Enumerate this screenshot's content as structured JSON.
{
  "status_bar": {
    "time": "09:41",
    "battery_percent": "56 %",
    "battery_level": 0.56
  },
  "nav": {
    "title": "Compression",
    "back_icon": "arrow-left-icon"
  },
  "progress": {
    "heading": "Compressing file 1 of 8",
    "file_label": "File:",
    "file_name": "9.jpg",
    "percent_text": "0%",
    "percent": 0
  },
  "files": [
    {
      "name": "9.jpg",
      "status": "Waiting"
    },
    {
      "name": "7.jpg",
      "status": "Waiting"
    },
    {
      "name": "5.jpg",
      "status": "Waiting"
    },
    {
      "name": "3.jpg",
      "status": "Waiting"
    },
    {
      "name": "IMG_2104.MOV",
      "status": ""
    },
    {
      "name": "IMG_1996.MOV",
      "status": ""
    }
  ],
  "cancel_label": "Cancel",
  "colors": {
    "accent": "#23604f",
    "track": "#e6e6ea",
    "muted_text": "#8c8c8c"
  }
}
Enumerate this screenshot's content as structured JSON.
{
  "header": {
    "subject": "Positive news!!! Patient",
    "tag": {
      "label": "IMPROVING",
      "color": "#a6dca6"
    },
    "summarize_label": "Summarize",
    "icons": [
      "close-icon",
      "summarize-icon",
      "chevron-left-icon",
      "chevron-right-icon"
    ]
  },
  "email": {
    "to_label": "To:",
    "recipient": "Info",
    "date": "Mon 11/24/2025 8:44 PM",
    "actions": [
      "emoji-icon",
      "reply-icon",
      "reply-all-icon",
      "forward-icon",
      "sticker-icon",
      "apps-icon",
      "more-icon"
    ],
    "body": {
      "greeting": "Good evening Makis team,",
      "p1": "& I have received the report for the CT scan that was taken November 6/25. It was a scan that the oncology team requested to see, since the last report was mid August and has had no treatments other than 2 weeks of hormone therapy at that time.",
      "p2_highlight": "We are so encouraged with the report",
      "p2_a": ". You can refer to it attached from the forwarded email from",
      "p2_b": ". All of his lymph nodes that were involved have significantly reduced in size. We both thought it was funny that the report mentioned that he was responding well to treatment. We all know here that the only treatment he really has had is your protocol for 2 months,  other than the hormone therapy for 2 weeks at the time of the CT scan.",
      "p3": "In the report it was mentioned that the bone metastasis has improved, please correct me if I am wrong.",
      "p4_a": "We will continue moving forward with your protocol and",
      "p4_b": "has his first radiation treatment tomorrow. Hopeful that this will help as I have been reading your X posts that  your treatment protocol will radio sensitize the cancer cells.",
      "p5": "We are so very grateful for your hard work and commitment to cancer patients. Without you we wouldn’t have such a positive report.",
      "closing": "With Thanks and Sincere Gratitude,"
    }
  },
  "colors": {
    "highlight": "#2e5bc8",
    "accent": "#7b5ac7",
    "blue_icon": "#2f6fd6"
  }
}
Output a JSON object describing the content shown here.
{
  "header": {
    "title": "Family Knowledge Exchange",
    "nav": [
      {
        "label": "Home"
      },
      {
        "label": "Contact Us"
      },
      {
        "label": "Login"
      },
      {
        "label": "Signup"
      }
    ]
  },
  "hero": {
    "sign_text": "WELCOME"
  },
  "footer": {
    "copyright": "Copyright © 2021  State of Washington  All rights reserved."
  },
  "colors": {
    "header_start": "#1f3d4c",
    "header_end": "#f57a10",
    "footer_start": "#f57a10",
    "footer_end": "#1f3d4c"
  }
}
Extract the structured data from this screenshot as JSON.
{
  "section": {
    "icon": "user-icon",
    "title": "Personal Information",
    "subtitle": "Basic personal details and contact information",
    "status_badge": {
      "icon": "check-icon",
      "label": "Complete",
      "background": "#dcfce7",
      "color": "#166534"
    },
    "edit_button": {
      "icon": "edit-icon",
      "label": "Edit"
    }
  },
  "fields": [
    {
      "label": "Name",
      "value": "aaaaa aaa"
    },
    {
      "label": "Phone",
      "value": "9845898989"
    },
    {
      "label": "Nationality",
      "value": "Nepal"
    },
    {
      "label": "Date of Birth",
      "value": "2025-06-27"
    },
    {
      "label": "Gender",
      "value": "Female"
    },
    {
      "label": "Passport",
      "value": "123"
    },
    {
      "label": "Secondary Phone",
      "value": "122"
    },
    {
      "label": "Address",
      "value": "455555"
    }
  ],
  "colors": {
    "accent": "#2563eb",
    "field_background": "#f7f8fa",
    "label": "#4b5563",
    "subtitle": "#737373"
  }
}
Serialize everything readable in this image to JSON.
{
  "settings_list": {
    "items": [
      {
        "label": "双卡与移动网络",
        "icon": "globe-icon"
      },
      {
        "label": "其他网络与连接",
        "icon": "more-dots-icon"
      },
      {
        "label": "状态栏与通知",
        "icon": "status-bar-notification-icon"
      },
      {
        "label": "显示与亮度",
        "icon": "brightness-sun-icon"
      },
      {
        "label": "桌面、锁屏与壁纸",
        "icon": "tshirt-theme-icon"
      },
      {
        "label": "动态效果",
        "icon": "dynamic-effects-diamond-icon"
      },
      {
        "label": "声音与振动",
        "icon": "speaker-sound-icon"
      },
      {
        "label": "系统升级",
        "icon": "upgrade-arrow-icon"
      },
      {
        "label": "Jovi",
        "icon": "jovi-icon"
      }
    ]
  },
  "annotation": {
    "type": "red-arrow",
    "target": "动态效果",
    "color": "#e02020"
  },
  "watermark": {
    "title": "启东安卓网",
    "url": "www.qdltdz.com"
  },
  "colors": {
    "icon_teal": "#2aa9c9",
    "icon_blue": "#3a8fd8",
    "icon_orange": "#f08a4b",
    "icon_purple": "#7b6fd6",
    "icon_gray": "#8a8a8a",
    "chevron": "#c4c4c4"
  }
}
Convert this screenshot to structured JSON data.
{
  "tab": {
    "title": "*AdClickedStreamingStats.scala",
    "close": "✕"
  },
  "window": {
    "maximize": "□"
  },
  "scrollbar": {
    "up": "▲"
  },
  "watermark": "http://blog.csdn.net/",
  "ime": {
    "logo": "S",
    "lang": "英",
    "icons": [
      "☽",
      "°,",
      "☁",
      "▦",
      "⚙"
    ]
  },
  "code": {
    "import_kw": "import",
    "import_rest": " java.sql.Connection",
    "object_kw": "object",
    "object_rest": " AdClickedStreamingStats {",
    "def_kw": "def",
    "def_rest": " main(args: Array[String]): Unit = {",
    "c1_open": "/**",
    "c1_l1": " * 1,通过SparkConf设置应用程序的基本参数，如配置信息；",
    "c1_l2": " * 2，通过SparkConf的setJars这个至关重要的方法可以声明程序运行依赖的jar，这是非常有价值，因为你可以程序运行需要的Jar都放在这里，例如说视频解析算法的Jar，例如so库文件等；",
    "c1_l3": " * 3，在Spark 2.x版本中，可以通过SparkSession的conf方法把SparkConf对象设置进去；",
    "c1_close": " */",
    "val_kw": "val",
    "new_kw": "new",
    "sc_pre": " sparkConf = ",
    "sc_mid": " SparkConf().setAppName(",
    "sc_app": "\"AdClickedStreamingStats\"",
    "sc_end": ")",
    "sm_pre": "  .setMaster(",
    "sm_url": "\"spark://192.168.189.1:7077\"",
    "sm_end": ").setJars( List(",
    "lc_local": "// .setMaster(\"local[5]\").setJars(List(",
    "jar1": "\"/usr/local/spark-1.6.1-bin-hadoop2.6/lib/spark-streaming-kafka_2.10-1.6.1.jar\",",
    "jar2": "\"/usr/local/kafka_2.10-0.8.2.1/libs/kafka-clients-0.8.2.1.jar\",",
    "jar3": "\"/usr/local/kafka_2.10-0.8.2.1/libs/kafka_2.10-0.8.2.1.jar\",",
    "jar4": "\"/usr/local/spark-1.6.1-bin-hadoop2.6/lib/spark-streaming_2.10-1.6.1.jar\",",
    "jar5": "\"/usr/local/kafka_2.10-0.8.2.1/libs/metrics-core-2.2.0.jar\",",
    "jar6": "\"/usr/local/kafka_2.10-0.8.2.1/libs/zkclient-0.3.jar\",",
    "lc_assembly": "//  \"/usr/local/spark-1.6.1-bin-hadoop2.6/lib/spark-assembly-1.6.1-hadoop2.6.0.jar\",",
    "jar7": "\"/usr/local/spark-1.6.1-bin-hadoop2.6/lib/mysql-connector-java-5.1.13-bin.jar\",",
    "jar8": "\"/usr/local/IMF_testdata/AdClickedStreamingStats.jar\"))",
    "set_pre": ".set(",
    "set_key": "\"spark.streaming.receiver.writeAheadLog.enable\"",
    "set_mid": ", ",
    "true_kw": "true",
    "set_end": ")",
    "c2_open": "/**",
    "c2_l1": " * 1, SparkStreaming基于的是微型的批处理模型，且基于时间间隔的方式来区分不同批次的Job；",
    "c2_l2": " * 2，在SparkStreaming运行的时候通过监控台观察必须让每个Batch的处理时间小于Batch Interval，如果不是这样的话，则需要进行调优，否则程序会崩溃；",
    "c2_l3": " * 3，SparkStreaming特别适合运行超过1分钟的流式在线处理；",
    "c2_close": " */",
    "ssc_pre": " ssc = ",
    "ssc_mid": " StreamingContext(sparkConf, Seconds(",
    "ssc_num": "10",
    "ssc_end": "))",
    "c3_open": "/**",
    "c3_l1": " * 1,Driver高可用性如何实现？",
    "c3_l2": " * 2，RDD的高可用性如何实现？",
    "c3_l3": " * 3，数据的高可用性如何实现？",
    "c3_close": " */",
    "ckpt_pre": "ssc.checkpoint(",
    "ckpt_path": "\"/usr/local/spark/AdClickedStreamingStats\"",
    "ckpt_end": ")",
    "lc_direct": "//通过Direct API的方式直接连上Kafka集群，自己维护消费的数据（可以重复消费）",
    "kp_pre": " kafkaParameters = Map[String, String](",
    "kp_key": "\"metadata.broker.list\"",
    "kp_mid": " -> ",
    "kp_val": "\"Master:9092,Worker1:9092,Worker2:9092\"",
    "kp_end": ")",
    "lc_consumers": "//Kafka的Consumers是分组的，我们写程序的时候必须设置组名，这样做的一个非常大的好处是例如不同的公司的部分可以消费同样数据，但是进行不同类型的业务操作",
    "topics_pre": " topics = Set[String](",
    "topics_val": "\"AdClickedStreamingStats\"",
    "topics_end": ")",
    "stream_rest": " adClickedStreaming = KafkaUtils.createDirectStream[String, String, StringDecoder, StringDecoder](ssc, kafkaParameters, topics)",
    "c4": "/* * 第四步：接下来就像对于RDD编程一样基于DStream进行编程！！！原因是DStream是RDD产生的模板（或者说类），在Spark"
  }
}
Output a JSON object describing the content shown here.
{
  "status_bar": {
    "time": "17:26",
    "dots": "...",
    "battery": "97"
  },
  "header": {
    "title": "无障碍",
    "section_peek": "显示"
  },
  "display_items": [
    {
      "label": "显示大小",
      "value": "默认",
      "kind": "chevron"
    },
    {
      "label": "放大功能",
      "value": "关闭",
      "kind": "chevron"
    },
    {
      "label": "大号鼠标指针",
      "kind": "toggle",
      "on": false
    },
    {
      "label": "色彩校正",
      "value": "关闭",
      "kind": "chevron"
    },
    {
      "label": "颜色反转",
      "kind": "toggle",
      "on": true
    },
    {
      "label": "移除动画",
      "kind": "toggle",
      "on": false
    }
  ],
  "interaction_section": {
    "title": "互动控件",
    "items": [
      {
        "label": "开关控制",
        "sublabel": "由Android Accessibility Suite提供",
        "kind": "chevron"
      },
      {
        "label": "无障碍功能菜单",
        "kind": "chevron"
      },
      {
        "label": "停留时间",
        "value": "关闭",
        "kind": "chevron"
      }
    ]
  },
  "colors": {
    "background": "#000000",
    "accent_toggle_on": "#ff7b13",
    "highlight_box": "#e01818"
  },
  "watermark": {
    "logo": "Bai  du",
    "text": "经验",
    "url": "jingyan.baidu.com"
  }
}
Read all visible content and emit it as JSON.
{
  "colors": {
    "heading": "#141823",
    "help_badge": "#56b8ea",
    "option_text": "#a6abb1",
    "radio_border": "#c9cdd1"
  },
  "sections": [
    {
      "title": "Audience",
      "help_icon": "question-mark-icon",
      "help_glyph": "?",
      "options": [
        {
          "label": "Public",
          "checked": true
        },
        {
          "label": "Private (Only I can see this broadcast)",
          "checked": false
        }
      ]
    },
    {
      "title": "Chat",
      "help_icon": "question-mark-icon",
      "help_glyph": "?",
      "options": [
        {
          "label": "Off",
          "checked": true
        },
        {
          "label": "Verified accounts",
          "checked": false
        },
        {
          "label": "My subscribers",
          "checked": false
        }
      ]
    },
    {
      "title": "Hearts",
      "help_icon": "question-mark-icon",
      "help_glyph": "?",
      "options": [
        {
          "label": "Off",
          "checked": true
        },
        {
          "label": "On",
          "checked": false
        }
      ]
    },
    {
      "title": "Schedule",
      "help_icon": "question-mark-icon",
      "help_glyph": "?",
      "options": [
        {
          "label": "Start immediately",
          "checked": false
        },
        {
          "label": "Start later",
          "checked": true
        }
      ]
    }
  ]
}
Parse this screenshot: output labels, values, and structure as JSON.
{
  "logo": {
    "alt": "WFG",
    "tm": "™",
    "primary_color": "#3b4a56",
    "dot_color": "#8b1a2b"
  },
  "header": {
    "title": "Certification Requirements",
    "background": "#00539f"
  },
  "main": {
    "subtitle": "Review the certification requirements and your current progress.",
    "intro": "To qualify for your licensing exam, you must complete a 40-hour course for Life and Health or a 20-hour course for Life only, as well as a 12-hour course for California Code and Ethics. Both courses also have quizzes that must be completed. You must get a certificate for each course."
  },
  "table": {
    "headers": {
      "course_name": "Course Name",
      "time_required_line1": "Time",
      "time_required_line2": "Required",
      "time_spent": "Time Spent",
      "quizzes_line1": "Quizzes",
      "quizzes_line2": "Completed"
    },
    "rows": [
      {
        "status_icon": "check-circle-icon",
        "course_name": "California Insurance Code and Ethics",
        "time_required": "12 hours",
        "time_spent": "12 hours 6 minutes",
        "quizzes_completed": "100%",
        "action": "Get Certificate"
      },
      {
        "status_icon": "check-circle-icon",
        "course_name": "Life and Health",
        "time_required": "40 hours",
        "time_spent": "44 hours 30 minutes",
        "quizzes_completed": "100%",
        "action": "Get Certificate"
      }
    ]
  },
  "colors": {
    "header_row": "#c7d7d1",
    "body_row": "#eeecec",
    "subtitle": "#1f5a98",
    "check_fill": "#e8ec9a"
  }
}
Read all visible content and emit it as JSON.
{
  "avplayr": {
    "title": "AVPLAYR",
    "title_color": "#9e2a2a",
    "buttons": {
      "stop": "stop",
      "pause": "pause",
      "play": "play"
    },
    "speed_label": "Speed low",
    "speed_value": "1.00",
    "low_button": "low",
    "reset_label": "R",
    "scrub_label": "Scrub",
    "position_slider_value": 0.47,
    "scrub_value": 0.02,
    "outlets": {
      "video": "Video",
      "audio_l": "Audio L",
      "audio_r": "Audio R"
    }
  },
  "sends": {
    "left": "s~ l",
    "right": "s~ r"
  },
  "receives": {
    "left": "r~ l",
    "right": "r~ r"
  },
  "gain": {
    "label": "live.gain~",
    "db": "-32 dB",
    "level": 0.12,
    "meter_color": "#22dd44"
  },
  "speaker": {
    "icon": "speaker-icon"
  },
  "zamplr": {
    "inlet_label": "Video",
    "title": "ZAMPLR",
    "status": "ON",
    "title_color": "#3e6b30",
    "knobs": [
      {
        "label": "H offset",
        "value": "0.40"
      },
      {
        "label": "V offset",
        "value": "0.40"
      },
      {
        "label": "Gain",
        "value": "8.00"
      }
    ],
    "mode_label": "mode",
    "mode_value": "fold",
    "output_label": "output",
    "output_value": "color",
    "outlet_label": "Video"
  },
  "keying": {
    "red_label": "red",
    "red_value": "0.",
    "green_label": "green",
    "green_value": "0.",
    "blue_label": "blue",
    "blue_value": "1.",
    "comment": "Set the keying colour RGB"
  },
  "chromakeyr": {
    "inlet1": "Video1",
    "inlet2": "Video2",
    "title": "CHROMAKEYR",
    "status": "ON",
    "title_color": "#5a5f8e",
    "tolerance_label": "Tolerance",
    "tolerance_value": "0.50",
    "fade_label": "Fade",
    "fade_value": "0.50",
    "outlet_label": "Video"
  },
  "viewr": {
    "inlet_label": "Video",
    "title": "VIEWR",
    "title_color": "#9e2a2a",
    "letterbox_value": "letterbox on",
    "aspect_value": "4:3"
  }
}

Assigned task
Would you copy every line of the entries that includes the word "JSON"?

Exercise solution
Enumerate this screenshot's content as structured JSON.
Enumerate this screenshot's content as structured JSON.
Output a JSON object describing the content shown here.
Extract the structured data from this screenshot as JSON.
Serialize everything readable in this image to JSON.
Convert this screenshot to structured JSON data.
Output a JSON object describing the content shown here.
Read all visible content and emit it as JSON.
Parse this screenshot: output labels, values, and structure as JSON.
Read all visible content and emit it as JSON.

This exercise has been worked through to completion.